The second-highest odds come from HockeyViz, where they land at 11.1%, also just a hair ahead of the Sharks. 

hockeyviz NHL playoff chances 2-3-22

Again, the issue is that 11 teams ahead of them in the West have better odds. The Canucks are not in control of their own destiny at this point; they need four other teams to crash and burn.

Hockey Reference’s model sees the Canucks finishing the season with 86.2 points, with a 9.0% chance of making the playoffs, putting them just behind the Sharks. 

Finally, there’s Dom Luszczyszyn’s model at The Athletic, which has the dimmest view of the Canucks’ playoff chances at just 8%.

8% is not 0%, however, and the Canucks’ odds were a lot longer a couple of months ago. Just before the coaching change, the Canucks’ playoff odds according to Luszczyszyn were just 1%.

Can the Canucks do it? Let’s take a quick look at why it would be a major challenge but it's not out of the question.

No seriously, the Canucks have a chance

The Canucks currently have a .500 record — 20-20-6 — which puts them 13th in the Western Conference, ahead of just the Chicago Blackhawks, Seattle Kraken, and Arizona Coyotes. That’s a pace of exactly 82 points over an 82-game season.
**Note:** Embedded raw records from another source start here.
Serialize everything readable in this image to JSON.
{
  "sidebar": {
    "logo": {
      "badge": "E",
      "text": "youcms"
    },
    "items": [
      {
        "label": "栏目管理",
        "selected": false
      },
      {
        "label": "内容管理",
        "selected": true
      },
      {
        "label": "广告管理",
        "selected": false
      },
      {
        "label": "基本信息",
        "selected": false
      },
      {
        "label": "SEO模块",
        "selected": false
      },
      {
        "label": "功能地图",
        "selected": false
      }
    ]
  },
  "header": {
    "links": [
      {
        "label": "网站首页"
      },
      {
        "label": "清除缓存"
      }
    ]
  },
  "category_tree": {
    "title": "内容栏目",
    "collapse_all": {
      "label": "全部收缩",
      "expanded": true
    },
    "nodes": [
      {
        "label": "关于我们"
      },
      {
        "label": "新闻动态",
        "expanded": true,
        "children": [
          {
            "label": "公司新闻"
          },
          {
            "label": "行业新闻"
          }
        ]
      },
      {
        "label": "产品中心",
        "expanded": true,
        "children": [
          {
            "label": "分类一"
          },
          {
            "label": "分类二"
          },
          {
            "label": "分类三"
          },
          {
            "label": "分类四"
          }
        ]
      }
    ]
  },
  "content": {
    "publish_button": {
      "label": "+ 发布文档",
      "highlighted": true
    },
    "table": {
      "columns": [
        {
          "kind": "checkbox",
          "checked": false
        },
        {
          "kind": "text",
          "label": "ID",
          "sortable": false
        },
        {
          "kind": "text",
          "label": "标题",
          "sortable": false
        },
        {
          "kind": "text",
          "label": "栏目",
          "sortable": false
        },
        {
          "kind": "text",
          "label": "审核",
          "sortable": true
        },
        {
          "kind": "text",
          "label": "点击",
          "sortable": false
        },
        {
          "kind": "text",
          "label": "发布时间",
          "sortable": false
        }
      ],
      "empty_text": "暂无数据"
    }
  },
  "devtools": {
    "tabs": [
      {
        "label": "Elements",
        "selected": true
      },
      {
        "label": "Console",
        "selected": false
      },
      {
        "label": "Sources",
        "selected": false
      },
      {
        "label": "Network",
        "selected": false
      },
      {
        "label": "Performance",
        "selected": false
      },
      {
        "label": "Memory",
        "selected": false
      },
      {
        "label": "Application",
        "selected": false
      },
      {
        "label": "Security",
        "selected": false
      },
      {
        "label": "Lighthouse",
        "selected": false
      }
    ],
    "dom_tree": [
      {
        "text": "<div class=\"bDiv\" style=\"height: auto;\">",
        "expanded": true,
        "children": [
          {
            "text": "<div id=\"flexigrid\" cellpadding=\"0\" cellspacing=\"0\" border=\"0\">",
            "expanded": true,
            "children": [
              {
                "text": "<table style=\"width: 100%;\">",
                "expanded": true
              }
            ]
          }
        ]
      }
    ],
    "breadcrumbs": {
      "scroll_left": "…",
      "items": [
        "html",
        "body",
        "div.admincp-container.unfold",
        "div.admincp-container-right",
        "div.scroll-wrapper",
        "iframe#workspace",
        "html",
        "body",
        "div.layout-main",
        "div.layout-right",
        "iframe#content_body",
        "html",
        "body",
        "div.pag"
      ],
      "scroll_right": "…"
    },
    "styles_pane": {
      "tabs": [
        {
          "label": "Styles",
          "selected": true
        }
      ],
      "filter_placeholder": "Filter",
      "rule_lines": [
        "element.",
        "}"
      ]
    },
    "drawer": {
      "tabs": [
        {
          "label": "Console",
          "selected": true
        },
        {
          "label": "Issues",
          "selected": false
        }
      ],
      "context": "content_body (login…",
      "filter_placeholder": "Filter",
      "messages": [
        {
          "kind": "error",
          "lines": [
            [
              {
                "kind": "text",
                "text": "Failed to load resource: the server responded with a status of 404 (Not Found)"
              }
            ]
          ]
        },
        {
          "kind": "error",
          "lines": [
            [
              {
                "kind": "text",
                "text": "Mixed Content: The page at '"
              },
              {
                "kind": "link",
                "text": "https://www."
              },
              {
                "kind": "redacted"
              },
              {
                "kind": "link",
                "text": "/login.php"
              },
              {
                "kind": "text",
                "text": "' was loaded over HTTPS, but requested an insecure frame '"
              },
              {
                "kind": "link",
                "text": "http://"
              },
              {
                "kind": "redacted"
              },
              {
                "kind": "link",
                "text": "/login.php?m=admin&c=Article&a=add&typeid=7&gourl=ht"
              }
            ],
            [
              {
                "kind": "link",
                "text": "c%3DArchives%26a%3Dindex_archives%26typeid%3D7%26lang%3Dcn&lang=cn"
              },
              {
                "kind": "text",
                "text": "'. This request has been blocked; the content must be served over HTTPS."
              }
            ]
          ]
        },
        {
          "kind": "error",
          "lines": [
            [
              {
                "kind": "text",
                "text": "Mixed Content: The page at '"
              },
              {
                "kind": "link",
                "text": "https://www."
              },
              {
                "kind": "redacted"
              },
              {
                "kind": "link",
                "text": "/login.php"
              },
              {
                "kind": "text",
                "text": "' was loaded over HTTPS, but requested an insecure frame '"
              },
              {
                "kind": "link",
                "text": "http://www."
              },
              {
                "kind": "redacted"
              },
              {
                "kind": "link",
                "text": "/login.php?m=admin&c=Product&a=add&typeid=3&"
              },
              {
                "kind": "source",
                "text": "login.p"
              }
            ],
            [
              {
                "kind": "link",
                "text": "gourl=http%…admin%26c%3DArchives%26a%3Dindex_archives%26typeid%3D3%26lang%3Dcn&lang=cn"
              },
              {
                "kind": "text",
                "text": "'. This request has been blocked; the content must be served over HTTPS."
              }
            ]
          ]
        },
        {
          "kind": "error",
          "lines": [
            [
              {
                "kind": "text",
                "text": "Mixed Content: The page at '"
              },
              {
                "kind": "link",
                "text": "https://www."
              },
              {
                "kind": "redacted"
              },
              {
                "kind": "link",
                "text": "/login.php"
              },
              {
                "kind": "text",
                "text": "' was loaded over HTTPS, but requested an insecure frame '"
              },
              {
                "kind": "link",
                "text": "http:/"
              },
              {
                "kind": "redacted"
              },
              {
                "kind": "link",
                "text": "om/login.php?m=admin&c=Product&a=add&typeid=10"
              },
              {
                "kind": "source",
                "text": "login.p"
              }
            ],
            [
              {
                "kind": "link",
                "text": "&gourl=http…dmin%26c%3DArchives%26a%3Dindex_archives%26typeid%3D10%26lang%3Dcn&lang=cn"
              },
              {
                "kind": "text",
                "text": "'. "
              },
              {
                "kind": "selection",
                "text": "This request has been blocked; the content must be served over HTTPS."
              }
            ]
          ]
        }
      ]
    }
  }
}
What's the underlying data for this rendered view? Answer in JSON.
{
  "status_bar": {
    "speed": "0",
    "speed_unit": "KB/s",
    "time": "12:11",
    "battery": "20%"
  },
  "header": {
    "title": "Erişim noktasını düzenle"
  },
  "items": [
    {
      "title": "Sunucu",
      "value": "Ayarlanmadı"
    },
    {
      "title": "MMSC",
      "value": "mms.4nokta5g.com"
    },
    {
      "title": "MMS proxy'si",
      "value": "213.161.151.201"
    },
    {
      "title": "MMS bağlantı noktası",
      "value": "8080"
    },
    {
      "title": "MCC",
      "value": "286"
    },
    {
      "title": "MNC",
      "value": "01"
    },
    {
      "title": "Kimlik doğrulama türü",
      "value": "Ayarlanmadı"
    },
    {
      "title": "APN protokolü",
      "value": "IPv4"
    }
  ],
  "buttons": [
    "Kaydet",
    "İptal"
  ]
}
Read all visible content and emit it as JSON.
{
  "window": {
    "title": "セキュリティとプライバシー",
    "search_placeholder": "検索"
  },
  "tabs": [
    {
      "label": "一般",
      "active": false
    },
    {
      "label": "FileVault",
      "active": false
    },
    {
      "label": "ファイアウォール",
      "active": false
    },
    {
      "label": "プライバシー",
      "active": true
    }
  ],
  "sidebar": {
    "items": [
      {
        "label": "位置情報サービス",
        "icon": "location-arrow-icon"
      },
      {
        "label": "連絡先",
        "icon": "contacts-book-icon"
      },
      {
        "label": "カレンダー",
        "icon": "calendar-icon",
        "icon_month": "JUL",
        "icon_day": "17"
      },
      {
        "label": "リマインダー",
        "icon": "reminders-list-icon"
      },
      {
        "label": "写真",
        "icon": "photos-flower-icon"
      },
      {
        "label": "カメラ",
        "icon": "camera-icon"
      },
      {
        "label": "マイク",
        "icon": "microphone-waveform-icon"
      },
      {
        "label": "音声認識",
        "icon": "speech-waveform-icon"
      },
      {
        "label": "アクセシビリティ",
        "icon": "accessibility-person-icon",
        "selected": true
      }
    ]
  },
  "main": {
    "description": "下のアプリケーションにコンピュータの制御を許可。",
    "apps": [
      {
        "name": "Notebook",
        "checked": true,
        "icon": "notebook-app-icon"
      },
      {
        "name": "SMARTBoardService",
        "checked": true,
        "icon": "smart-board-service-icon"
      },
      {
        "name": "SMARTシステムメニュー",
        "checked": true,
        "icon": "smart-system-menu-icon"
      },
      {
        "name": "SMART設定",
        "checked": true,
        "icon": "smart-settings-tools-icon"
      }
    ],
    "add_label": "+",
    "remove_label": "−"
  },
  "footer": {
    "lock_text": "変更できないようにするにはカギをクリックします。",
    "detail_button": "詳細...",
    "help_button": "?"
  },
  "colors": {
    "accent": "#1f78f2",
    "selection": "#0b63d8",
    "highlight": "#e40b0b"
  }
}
The last time 82 points was enough to make the playoffs, “No Scrubs” by TLC was on top of the charts. That was way back in 1999 before the invention of the “loser point” for losing in overtime or the shootout and both the San Jose Sharks and Edmonton Oilers snuck into the playoffs with sub-.500 records.

That’s not going to happen this season. HockeyViz and Luszczyszyn project 93 points as the playoff bar in the West, while Hockey Reference says 94 points. That sounds about right.

The Canucks, however, have been on a different pace since their coaching change. They are currently 12-5-4 under Bruce Boudreau, picking up 28 of a possible 42 points. Over the course of a full 82-game season, that’s a pace of 109 points, which would be the third-best season in Canucks history.

Now, that’s from a small sample size and should be taken with a grain of salt — this team doesn’t belong in the same conversation as the 2010-11 and 2011-12 Canucks — but let’s extrapolate for this season.

The Canucks have 36 games remaining. If they play at the exact same pace as the last 21 games, they would earn 48 points in those 36 games. Add that to the 46 points they already have and that comes out to 94 points.

Yes, that’s 94 points, just above or right at the projected playoff bar. 

If you’re still holding out hope that the Canucks can make the playoffs this season, there’s your beacon of light in the darkness.